▸ **TASK BRIEF**
Pick out the lines below that contain the string "number" and copy them all.

▸ **Data entries**
►
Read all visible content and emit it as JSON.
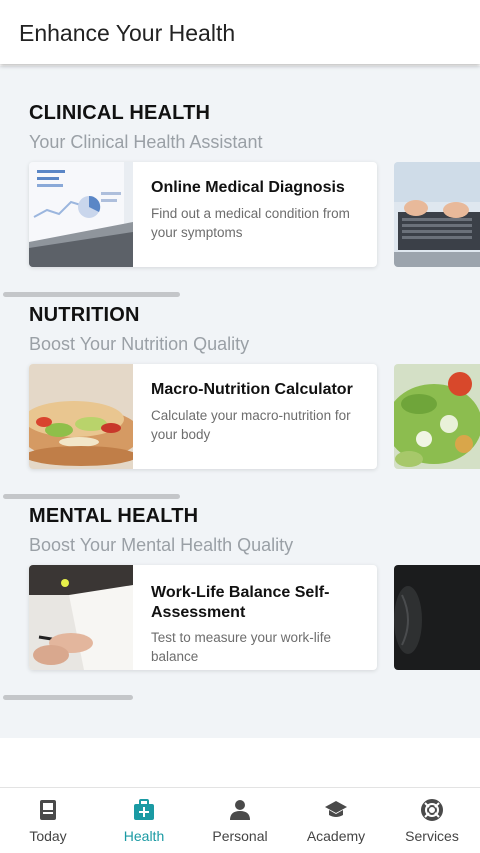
{
  "app_bar": {
    "title": "Enhance Your Health"
  },
  "sections": [
    {
      "title": "CLINICAL HEALTH",
      "subtitle": "Your Clinical Health Assistant",
      "card": {
        "title": "Online Medical Diagnosis",
        "description": "Find out a medical condition from your symptoms",
        "image": "laptop-chart-photo"
      },
      "peek_image": "hands-typing-laptop-photo"
    },
    {
      "title": "NUTRITION",
      "subtitle": "Boost Your Nutrition Quality",
      "card": {
        "title": "Macro-Nutrition Calculator",
        "description": "Calculate your macro-nutrition for your body",
        "image": "sandwich-photo"
      },
      "peek_image": "salad-photo"
    },
    {
      "title": "MENTAL HEALTH",
      "subtitle": "Boost Your Mental Health Quality",
      "card": {
        "title": "Work-Life Balance Self-Assessment",
        "description": "Test to measure your work-life balance",
        "image": "desk-notebook-photo"
      },
      "peek_image": "dark-portrait-photo"
    }
  ],
  "bottom_nav": {
    "active": "Health",
    "accent_color": "#1a9aa3",
    "items": [
      {
        "label": "Today",
        "icon": "book-icon"
      },
      {
        "label": "Health",
        "icon": "medical-kit-icon"
      },
      {
        "label": "Personal",
        "icon": "person-icon"
      },
      {
        "label": "Academy",
        "icon": "graduation-cap-icon"
      },
      {
        "label": "Services",
        "icon": "lifebuoy-icon"
      }
    ]
  }
}
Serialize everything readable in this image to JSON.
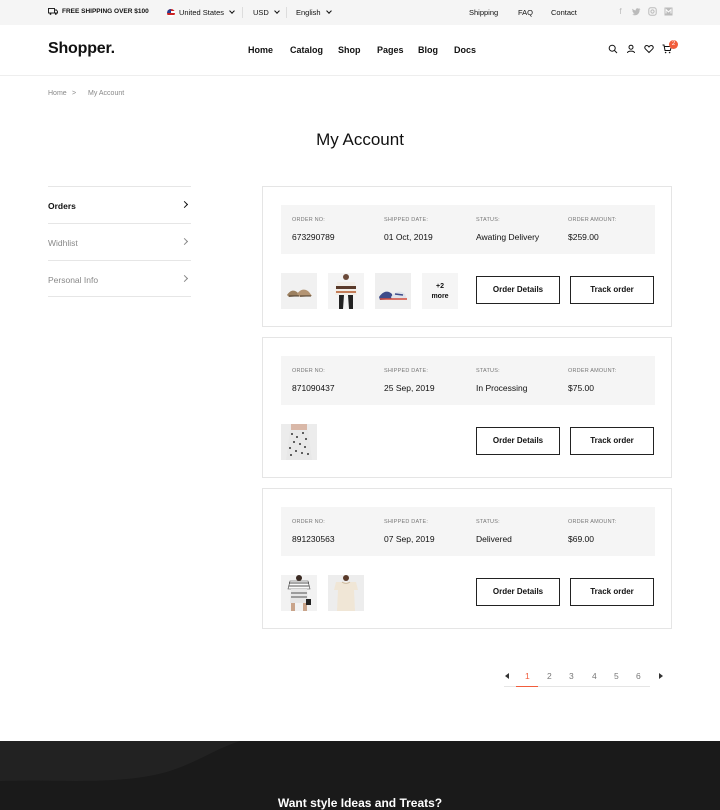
{
  "topbar": {
    "shipping_note": "FREE SHIPPING OVER $100",
    "country": "United States",
    "currency": "USD",
    "language": "English",
    "links": [
      "Shipping",
      "FAQ",
      "Contact"
    ]
  },
  "header": {
    "logo": "Shopper.",
    "nav": [
      "Home",
      "Catalog",
      "Shop",
      "Pages",
      "Blog",
      "Docs"
    ],
    "cart_count": "2"
  },
  "breadcrumb": {
    "home": "Home",
    "separator": ">",
    "current": "My Account"
  },
  "page_title": "My Account",
  "sidebar": {
    "items": [
      {
        "label": "Orders",
        "active": true
      },
      {
        "label": "Widhlist",
        "active": false
      },
      {
        "label": "Personal Info",
        "active": false
      }
    ]
  },
  "labels": {
    "order_no": "ORDER NO:",
    "shipped_date": "SHIPPED DATE:",
    "status": "STATUS:",
    "order_amount": "ORDER AMOUNT:",
    "order_details": "Order Details",
    "track_order": "Track order"
  },
  "orders": [
    {
      "number": "673290789",
      "date": "01 Oct, 2019",
      "status": "Awating Delivery",
      "amount": "$259.00",
      "more_count": "+2",
      "more_label": "more"
    },
    {
      "number": "871090437",
      "date": "25 Sep, 2019",
      "status": "In Processing",
      "amount": "$75.00"
    },
    {
      "number": "891230563",
      "date": "07 Sep, 2019",
      "status": "Delivered",
      "amount": "$69.00"
    }
  ],
  "pagination": {
    "pages": [
      "1",
      "2",
      "3",
      "4",
      "5",
      "6"
    ],
    "current": "1",
    "accent": "#f15d3c"
  },
  "footer": {
    "title": "Want style Ideas and Treats?"
  }
}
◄
▸ **WRITTEN ANSWER**
      "number": "673290789",
      "number": "871090437",
      "number": "891230563",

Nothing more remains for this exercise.